When to Plant

Fall and mild winter crops commonly take longer to mature because the sun is weaker and the days are shorter. To determine the right time to plant a fall crop, figure out the number of days it takes for it to reach maturation (adding extra days to allow for slower growth in autumn). Then determine the day you want them to mature (in areas with frost, this is normally just before the weather turns too cold for good growth). Subtract the number of growing days from the maturation date and you have the sowing date.

It’s a good idea to plant a few successions at this time to make sure you get at least one crop before the frosts and possibly more if the frost is later than expected. If you rarely have frosts, you may be able to continue growing these crops through the winter.

Where to Plant

The beds for winter crops should receive all of the sunlight they can get, so make sure they won’t be shaded. A south-facing slope is the best choice as it gets extra heat from the sun. You might shape your shape winter beds so they tilt slightly to the south to give them a little extra solar gain.

The beds should be well protected from cold winds. Don’t plant the winter garden in a low-lying area, as it might be a frost pocket and much colder than a more elevated slope. The soil should also be well drained, as dampness is often as great as enemy of winter plants as cold is (much of the value of cloches and cold frames is due to their protecting plants from moisture).

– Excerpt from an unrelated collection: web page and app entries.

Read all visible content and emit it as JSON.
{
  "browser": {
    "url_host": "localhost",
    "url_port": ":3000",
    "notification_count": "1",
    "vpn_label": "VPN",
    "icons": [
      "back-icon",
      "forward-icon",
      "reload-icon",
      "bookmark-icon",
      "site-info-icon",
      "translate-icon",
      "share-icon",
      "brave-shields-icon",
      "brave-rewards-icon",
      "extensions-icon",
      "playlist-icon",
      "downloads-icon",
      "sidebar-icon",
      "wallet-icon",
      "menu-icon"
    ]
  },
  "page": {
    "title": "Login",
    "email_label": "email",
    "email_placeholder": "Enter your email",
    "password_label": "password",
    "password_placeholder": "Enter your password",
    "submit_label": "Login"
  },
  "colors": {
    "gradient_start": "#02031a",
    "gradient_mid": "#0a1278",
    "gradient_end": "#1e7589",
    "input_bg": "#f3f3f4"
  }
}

Season Extension

The simplest season extending technique is to protect the tender crops from the first occasional autumn frosts. If protected, the plants can sit in the cold garden in an edible state for weeks before having to be harvested. The hardiest autumn/winter crops will continue bearing until temperatures drop down into the 20’s.

The first frost may be followed by several weeks of good growing weather before the next one, so the simple act of covering your plants for a night or two may reward you with several more weeks of harvests.

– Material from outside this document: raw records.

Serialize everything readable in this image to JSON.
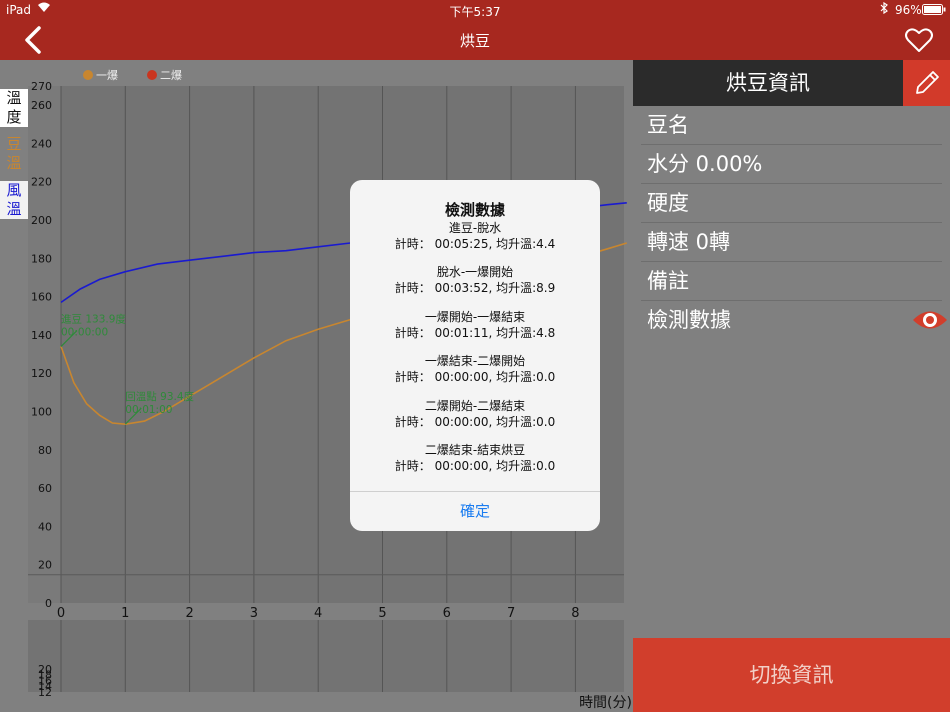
{
  "status": {
    "device": "iPad",
    "time": "下午5:37",
    "battery": "96%"
  },
  "nav": {
    "title": "烘豆"
  },
  "legend": [
    {
      "label": "一爆",
      "color": "#c8862f"
    },
    {
      "label": "二爆",
      "color": "#c9351f"
    }
  ],
  "yaxis_titles": [
    {
      "text": "溫度",
      "color": "#111111"
    },
    {
      "text": "豆溫",
      "color": "#c8862f"
    },
    {
      "text": "風溫",
      "color": "#1a1ad0"
    }
  ],
  "chart_data": [
    {
      "type": "line",
      "xlabel": "時間(分)",
      "ylabel": "溫度",
      "xticks": [
        0,
        1,
        2,
        3,
        4,
        5,
        6,
        7,
        8
      ],
      "yticks": [
        0,
        20,
        40,
        60,
        80,
        100,
        120,
        140,
        160,
        180,
        200,
        220,
        240,
        260,
        270
      ],
      "xlim": [
        0,
        8.8
      ],
      "ylim": [
        0,
        270
      ],
      "grid": true,
      "series": [
        {
          "name": "風溫",
          "color": "#1a1ad0",
          "x": [
            0,
            0.3,
            0.6,
            1.0,
            1.5,
            2.0,
            2.5,
            3.0,
            3.5,
            4.0,
            4.5,
            5.0,
            5.5,
            6.0,
            6.5,
            7.0,
            7.5,
            8.0,
            8.5,
            8.8
          ],
          "y": [
            157,
            164,
            169,
            173,
            177,
            179,
            181,
            183,
            184,
            186,
            188,
            190,
            192,
            195,
            198,
            201,
            204,
            206,
            208,
            209
          ]
        },
        {
          "name": "豆溫",
          "color": "#c8862f",
          "x": [
            0,
            0.2,
            0.4,
            0.6,
            0.8,
            1.0,
            1.3,
            1.6,
            2.0,
            2.5,
            3.0,
            3.5,
            4.0,
            4.5,
            5.0,
            5.5,
            6.0,
            6.5,
            7.0,
            7.5,
            8.0,
            8.5,
            8.8
          ],
          "y": [
            134,
            115,
            104,
            98,
            94,
            93.4,
            95,
            100,
            108,
            118,
            128,
            137,
            143,
            148,
            152,
            156,
            160,
            164,
            169,
            174,
            180,
            185,
            188
          ]
        }
      ],
      "annotations": [
        {
          "x": 0,
          "y": 133.9,
          "text": "進豆 133.9度",
          "time": "00:00:00"
        },
        {
          "x": 1,
          "y": 93.4,
          "text": "回溫點 93.4度",
          "time": "00:01:00"
        }
      ]
    },
    {
      "type": "line",
      "yticks": [
        12,
        14,
        16,
        18,
        20
      ],
      "ylim": [
        12,
        21
      ],
      "xlim": [
        0,
        8.8
      ],
      "series": []
    }
  ],
  "sidebar": {
    "header": "烘豆資訊",
    "rows": [
      {
        "label": "豆名"
      },
      {
        "label": "水分 0.00%"
      },
      {
        "label": "硬度"
      },
      {
        "label": "轉速 0轉"
      },
      {
        "label": "備註"
      },
      {
        "label": "檢測數據"
      }
    ],
    "switch_label": "切換資訊"
  },
  "dialog": {
    "title": "檢測數據",
    "sections": [
      {
        "phase": "進豆-脫水",
        "detail": "計時： 00:05:25, 均升溫:4.4"
      },
      {
        "phase": "脫水-一爆開始",
        "detail": "計時： 00:03:52, 均升溫:8.9"
      },
      {
        "phase": "一爆開始-一爆結束",
        "detail": "計時： 00:01:11, 均升溫:4.8"
      },
      {
        "phase": "一爆結束-二爆開始",
        "detail": "計時： 00:00:00, 均升溫:0.0"
      },
      {
        "phase": "二爆開始-二爆結束",
        "detail": "計時： 00:00:00, 均升溫:0.0"
      },
      {
        "phase": "二爆結束-結束烘豆",
        "detail": "計時： 00:00:00, 均升溫:0.0"
      }
    ],
    "confirm": "確定"
  }
}
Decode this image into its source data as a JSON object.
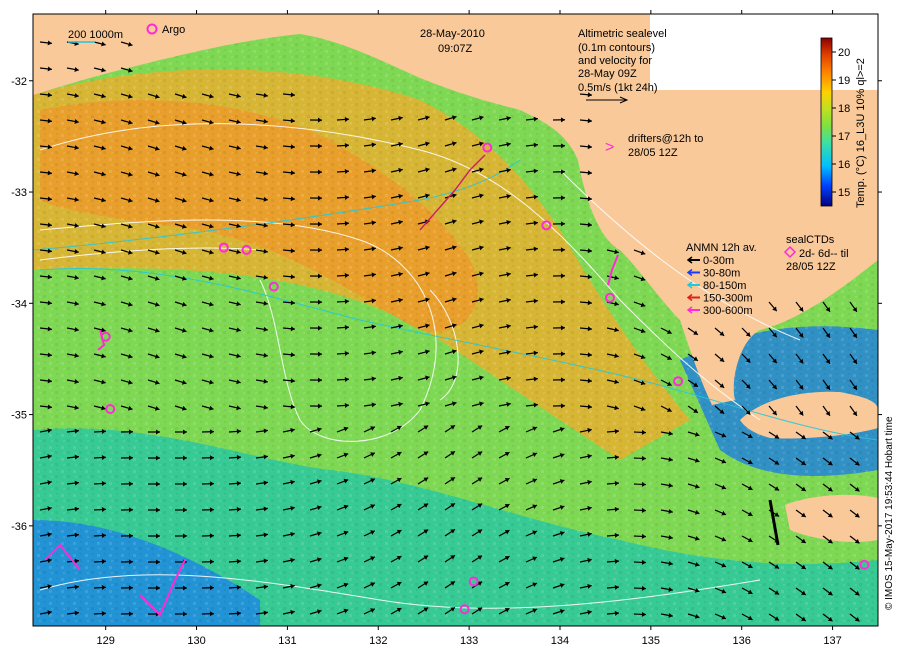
{
  "header": {
    "date": "28-May-2010",
    "time": "09:07Z"
  },
  "legend_topleft": {
    "contour_label": "200  1000m",
    "argo_label": "Argo"
  },
  "altimetry_note": {
    "lines": [
      "Altimetric sealevel",
      "(0.1m contours)",
      "and velocity for",
      "28-May 09Z",
      "0.5m/s (1kt 24h)"
    ]
  },
  "drifters_note": {
    "symbol": ">",
    "line1": "drifters@12h to",
    "line2": "28/05 12Z"
  },
  "anmn_legend": {
    "title": "ANMN 12h av.",
    "items": [
      {
        "label": "0-30m",
        "color": "#000000"
      },
      {
        "label": "30-80m",
        "color": "#1a3cff"
      },
      {
        "label": "80-150m",
        "color": "#26c6da"
      },
      {
        "label": "150-300m",
        "color": "#e0201a"
      },
      {
        "label": "300-600m",
        "color": "#ff2bd6"
      }
    ]
  },
  "sealctd_legend": {
    "title": "sealCTDs",
    "line1": "2d- 6d-- til",
    "line2": "28/05 12Z"
  },
  "colorbar": {
    "ticks": [
      "15",
      "16",
      "17",
      "18",
      "19",
      "20"
    ],
    "title": "Temp. (°C) 16_L3U 10% ql>=2",
    "vmin": 14.5,
    "vmax": 20.5,
    "stops": [
      "#00007f",
      "#0040ff",
      "#00c0ff",
      "#40e0a0",
      "#80e040",
      "#c0e020",
      "#ffd000",
      "#ff8000",
      "#e04000",
      "#8b0000"
    ]
  },
  "credit": "© IMOS 15-May-2017 19:53:44 Hobart time",
  "axes": {
    "x_ticks": [
      "129",
      "130",
      "131",
      "132",
      "133",
      "134",
      "135",
      "136",
      "137"
    ],
    "y_ticks": [
      "-32",
      "-33",
      "-34",
      "-35",
      "-36"
    ],
    "xlim": [
      128.2,
      137.5
    ],
    "ylim": [
      -36.9,
      -31.4
    ]
  },
  "colors": {
    "land": "#f9c99a",
    "warm": "#f0a030",
    "mid": "#9be040",
    "cool": "#20c890",
    "cold": "#1aa0e8",
    "argo": "#ff2bd6"
  },
  "argo_floats": [
    {
      "lon": 133.2,
      "lat": -32.6
    },
    {
      "lon": 133.85,
      "lat": -33.3
    },
    {
      "lon": 134.55,
      "lat": -33.95
    },
    {
      "lon": 135.3,
      "lat": -34.7
    },
    {
      "lon": 130.3,
      "lat": -33.5
    },
    {
      "lon": 130.55,
      "lat": -33.52
    },
    {
      "lon": 130.85,
      "lat": -33.85
    },
    {
      "lon": 129.05,
      "lat": -34.95
    },
    {
      "lon": 129.0,
      "lat": -34.3
    },
    {
      "lon": 133.05,
      "lat": -36.5
    },
    {
      "lon": 132.95,
      "lat": -36.75
    },
    {
      "lon": 137.35,
      "lat": -36.35
    }
  ]
}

A quick freeze will do a lot more damage to plants than a gradual decline in temperature (which gradually hardens them off). Happily you can get advance warning of an oncoming frost and act to protect your plants. Almost anything will give protection from a light frost:

•    cloches
•    cold frames
•    old blankets
•    row covers
•    plastic sheeting
•    hay or straw mulch

Cold frames and cloches can even protect plants from more severe frosts. Tall plants such as tomatoes can be unstaked and laid down on the ground for easier protection.

If your unprotected plants are hit by an unexpected frost you may be able to revive them by washing the frost off with a spray of water. This must be done before the sun hits them and thaws them out too quickly. You can also follow the example of commercial citrus farmers and leave a slow sprinkler going all night (don’t turn it off until all ice has melted). But this wastes a lot of water.

You should protect the tender crops for as long as there is good growth in the daytime. It isn’t worth protecting them once the days get cold, as they won’t thrive. It is better to replace them with hardy crops. Or maybe you do want to take a break for a month or two and hibernate. If you’ve been diligent and canned, dried or frozen some of your earlier harvests, you can enjoy the fruits of your own garden until you’re ready to start preparing again for the spring.